Then again, I can’t remember the last time I saw a retail worker with a smile on his or her face.

In the last few years, I’ve seen growing evidence that our nation’s retail workforce–a vital part of our economy–just doesn’t give a hoot anymore. It seems that a serious outbreak of apathy has afflicted most hourly retail workers, and it shows in how they interact with their customers. I’m sure you’ve experienced your fair share of workers who are less than eager to be making six bucks an hour to bag your groceries or pump your gas; I’ve certainly seen these types myself, and it usually doesn’t affect me too much. But a small, almost inconsequential encounter last night made me realize just how little many retail workers care about doing a good job anymore.

My wife and I went to Target to pick up a new flashlight. With our purchase in hand, we went to the top-floor checkout lanes and entered a line behind a 30-something woman accompanied by her young daughter. She had an assortment of items, and the cashier–a woman who couldn’t be older than 20–scanned and bagged them all without much chit-chat. When the cashier tried to scan a metal teapot, she discovered there was no barcode. She looked up at her customer who said, “It was the only one over there, and I didn’t see a price.”

The young cashier flipped the teapot around in her hands a few times, perhaps hoping a barcode would mysteriously manifest itself. It didn’t. She turned to her customer again and uttered words I’ll forever recall whenever I enter a retail checkout line: “I can’t scan it, so I can’t sell it to you.” She proceeded to put the teapot on the counter behind her and continued processing the customer’s other items.

At this point, the customer appeared almost dazed at what had happened. She opened her mouth to speak as the cashier continued to ring up her purchases, but then she closed it again. Instead, she turned to us, still waiting patiently in the line right behind her. If her facial expression were an instant message window, it would have said “WTF” with an obscene number of question marks after it. I looked back at her, almost equally stunned at the cashier’s actions. All the while, the cashier continued to scan the rest of her items.

The woman opened her mouth to speak a second time, but she was interrupted by the cashier’s announcement of her transaction total. She looked back one more time at us but proceeded to whip out her credit card, paid for her purchases, and departed without saying a word.

I learned a very important lesson from that experience. It wasn’t that retail workers are becoming more and more uncaring, unresponsive, and unwilling to do more than their basic job functions; I already knew that part! My lesson learned is that people seem to be willing to let retail workers get away with that apathy and laziness. Had I been that woman, I would’ve had the cashier on the phone asking for a price check in two seconds flat. And then I would’ve spoken to her manager on the way out.

I can maybe understand why the woman might not have responded at first to the cashier’s rudeness and stupidity; it was a downright shocking experience. But to leave and let the cashier think that her actions were anything resembling proper behavior is almost as bad as the actions themselves.
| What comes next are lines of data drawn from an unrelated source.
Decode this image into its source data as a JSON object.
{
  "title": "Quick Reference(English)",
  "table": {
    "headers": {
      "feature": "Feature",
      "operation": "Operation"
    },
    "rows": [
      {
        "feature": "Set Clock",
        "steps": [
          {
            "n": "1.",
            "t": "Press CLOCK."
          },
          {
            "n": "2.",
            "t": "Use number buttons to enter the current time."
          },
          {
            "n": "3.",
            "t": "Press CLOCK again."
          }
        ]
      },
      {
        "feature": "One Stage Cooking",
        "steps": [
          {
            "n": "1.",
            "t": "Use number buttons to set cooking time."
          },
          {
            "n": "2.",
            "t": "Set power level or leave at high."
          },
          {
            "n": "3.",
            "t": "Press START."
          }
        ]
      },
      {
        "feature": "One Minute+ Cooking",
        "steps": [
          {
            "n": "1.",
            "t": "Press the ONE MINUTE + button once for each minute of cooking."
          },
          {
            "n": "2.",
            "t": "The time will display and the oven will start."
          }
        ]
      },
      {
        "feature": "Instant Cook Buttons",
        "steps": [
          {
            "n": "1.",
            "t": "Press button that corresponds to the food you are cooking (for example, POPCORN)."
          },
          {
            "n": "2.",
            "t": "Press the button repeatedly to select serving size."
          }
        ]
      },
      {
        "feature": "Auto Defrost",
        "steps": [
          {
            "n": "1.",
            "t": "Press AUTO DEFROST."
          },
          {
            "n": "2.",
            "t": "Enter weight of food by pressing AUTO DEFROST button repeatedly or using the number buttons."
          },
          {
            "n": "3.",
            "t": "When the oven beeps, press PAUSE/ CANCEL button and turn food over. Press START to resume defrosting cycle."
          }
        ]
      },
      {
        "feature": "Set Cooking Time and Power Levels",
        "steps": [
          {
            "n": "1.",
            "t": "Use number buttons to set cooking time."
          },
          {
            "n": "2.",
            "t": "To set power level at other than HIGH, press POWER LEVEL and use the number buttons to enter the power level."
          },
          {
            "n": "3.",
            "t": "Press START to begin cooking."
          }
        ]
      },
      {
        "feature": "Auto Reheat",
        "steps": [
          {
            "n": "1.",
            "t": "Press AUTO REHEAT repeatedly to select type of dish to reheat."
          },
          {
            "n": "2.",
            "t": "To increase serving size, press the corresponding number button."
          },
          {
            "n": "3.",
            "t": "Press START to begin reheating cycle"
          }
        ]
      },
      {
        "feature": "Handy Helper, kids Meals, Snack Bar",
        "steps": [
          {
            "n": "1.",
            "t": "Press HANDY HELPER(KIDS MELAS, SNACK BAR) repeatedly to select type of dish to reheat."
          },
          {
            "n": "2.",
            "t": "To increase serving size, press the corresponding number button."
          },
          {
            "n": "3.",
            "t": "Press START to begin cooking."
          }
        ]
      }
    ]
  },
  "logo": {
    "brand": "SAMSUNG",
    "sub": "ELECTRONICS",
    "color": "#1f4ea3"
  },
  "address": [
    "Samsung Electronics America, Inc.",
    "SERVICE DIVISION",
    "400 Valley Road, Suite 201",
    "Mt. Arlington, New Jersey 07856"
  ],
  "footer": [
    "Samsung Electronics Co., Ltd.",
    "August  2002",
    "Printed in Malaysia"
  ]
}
So thank you, woman in Target, for allowing the apathy of the retail workforce to blossom unhindered. I’m sure we’ll appreciate your inaction even more in a few years when we consider a good customer service experience to be one where the cashier actually comes out of the break room to stand by her register as we scan and bag our purchases by ourselves.